Lufti Benadouda, the Algerian general manager of the site, recounted how there was a major explosion on the night of Thursday, January 17 at the central production facility, where the hostage-takers, who arrived in two groups, had gathered for a final stand.
Mr Benadouda said Western hostages had been tied to the gas construction complex, some at ground level, some a bit higher up, while the terrorists built a bomb in one of their vehicles. Many of the hostage takers had been wearing suicide vests.
"There was one big explosion and we saw the fire burning all night," said Mr Benadouda. "We found the hostages had been tied to the structure and put close to each other. Some were on the ground near the car, some were up a bit.
"The terrorists wanted a big explosion. They wanted to destroy the plant and make a big impression. They didn't destroy the plant. The next day we arrived at the plant. It was my job to identify the bodies of my colleagues, but I could not, except one, an American."
Among the dead were a Norwegian, and, he thinks, a Briton. He said he saw the remains of three terrorists that suggested they had detonated suicide vests. Yesterday, evidence of the carnage remained on view, with parts of the infrastructure at the plant showing signs of considerable blast damage.
Calling themselves the Signatories in Blood Battalion, the attackers appeared out of the desert at dawn on Wednesday, January 16. Mr Benadouda was quickly identified by terrorists who stormed through the gates of the accommodation compound as a senior figure and was used to relay messages to Algerian forces.
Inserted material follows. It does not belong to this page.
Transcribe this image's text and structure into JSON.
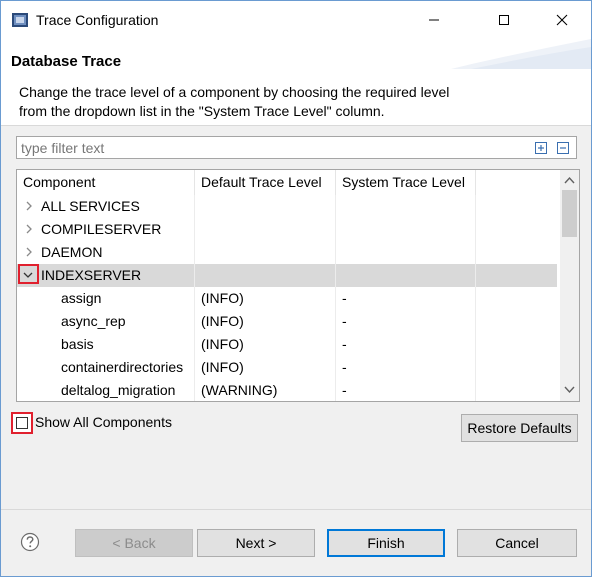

Having missed the initial attack, the army quickly encircled the facility, which sprawls over 37 acres, is surrounded by scrub and sand and is circled by a 12-foot barbed-wire fence.
At first, Mr Benadouda said, the terrorists' mood was "quite calm" but they soon demanded that the plant be restarted. It had been closed after a security guard sounded the alarm. Moments later he was shot in the head.
"After some time they realised they were not getting out alive, and they wanted to blow up the plant. They asked me to start it again, but I said it was too difficult." His defiance may have saved the plant from much greater destruction.
Expatriates have yet to return, but 120 Algerians, seen yesterday on the site in hard hats and blue overalls, are preparing for the day when the plant, which BP runs with Norway's Statoil and Algeria's Sonatrach, can resume producing gas with a daily average output worth $14m (€10.3m).
The attack, which claimed the lives of 38 foreign workers, has stunned Algeria, which thought it had contained the internal threat posed by al-Qa'ida in the Islamic Maghreb. Instead, it now finds itself on a new front line of the war on terrorism that spreads west to Mali, where the French intervened to quell an Islamist advance, south to Niger and east to Libya, where the weapons for the attack were procured. It is also believed the assailants, allegedly led by Mokhtar Belmokhtar, came across the table-top flat terrain from Libya, which is 35 miles away as the crow flies.
The assault on the plant jointly operated by a British flagship company prompted a hurried visit by UK prime minister David Cameron this week, where he called for a "strong, strategic partnership" between Britain and Algeria. (©Daily Telegraph, London)